WHAT IS REQUIRED:
Return copies of the lines below that mention "content".

ENTRIES SHOWN:
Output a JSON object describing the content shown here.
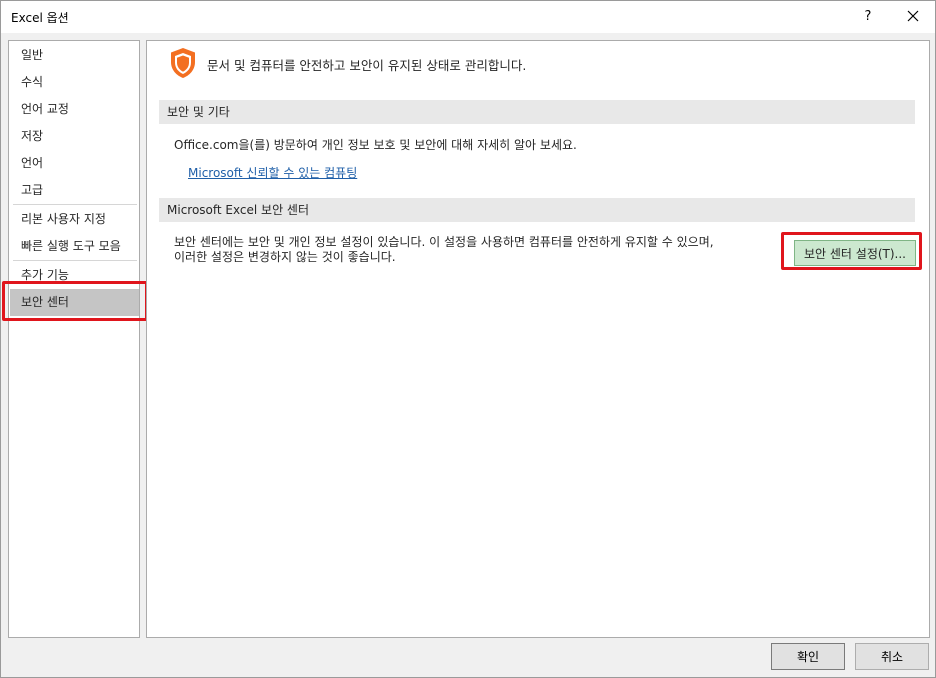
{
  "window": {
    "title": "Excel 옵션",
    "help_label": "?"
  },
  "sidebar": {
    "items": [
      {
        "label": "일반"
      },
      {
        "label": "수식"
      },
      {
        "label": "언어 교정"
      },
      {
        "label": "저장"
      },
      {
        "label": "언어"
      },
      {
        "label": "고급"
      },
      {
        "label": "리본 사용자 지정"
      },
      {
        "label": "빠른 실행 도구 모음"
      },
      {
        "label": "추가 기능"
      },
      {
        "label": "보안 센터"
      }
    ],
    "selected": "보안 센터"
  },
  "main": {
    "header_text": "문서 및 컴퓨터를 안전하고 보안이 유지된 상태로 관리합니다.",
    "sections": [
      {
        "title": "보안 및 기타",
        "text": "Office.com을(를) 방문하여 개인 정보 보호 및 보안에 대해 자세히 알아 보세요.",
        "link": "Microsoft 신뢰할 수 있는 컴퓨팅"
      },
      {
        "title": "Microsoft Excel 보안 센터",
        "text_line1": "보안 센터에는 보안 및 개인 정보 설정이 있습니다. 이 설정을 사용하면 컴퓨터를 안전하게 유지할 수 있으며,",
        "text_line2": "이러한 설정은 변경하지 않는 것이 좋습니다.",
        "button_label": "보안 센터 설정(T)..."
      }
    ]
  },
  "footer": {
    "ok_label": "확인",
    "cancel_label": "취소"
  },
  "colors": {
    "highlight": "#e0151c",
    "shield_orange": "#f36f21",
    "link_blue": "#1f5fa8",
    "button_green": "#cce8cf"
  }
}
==
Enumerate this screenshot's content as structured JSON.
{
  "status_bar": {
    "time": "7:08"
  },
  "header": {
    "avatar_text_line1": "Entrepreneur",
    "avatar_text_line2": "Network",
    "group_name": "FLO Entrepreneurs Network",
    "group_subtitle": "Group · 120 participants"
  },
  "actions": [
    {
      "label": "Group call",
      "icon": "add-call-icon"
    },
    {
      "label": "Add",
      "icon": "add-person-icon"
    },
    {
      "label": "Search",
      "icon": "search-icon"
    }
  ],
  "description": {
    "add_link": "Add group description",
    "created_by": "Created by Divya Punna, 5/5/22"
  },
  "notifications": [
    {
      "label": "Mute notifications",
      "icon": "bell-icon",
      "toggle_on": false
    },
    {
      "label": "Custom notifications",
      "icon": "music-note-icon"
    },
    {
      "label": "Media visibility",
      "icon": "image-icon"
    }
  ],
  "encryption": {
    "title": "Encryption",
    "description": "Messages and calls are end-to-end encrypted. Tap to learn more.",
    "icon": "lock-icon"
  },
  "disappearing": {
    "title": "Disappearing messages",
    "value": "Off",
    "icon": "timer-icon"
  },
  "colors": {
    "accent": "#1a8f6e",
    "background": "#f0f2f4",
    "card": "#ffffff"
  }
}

REPLY TO THE EXERCISE:
Output a JSON object describing the content shown here.
Enumerate this screenshot's content as structured JSON.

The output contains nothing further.